What Is It? Human crewed ships blasted beyond the earth’s atmosphere into
Who Invented It? Wernher von Braun (in Huntsville, Alabama)
Space flights are the first human steps beyond our own planet and represent one of the great expansions of human horizons. Space flights over the past 40 years have gathered a wealth of information about our own planet and about the cosmos. Major physics, biology, medicine, and astronomy theories have been reshaped and rebuilt based on data collected by these manned space flights. Our views of ourselves, our planet, our galaxy, and our universe have been vastly improved by flights into space.
Space flights need rocket power. (Rockets and jets use the same type of combustion engine. Jets, however, suck in the oxygen they need from the air they fly through and therefore only carry fuel. Rockets carry their own supply of oxygen as well as fuel and therefore can fly where there is no atmosphere.)
Solid fuel rockets date back to 1100 in China. However, solid fuels could never develop the immense power needed to break free of Earth’s gravity.
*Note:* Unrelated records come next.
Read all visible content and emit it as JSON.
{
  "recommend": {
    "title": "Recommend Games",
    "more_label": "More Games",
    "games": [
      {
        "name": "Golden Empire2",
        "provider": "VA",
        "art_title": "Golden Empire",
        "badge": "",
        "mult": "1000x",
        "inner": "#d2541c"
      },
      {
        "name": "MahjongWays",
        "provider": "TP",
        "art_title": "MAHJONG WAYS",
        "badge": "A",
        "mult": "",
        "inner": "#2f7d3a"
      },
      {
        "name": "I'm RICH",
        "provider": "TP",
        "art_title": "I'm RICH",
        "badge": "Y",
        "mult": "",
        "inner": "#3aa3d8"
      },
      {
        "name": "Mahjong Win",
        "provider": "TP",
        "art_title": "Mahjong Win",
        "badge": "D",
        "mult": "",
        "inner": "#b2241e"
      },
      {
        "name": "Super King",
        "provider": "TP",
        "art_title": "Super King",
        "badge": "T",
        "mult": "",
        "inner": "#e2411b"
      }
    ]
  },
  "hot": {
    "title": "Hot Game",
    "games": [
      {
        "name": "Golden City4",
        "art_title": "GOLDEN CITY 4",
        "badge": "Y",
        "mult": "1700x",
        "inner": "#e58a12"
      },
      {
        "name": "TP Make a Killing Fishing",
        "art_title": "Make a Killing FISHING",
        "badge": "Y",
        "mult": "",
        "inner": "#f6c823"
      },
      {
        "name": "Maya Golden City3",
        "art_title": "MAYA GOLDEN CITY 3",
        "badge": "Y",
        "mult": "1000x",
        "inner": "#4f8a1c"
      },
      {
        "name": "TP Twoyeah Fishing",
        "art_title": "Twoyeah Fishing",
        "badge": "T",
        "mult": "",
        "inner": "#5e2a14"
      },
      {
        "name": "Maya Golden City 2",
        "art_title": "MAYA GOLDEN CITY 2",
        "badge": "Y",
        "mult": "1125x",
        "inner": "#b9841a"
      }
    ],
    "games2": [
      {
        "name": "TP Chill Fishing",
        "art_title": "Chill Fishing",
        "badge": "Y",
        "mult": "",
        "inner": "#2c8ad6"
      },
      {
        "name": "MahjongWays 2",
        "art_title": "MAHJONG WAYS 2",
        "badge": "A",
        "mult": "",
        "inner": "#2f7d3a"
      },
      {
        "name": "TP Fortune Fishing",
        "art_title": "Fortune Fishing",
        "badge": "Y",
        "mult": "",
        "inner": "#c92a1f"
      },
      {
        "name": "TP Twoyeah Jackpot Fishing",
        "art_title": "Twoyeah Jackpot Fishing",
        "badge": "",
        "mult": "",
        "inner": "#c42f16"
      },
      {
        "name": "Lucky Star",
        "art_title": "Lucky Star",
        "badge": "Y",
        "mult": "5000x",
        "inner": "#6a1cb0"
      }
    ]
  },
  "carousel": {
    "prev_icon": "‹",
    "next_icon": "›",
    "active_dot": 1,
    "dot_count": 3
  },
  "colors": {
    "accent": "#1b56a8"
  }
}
In 1903 (the same year that the Wright brothers first flew), Russian physicist Konstantin Tsiolkovsky wrote in detail about rocket theory, rocket propulsion, space suits, satellites, and space rockets. No one gave his work serious consideration for another 30 years.
Rocket development started in the United States before 1920, and its eventual success hinged on the work of two men.
Robert Goddard had toyed with ideas, theories, and equations for rocket flight for years. In 1913, 31-one-year-old Goddard organized his rocket research data and ideas into patent applications—one for a multistage rocket and one for using two tanks filled with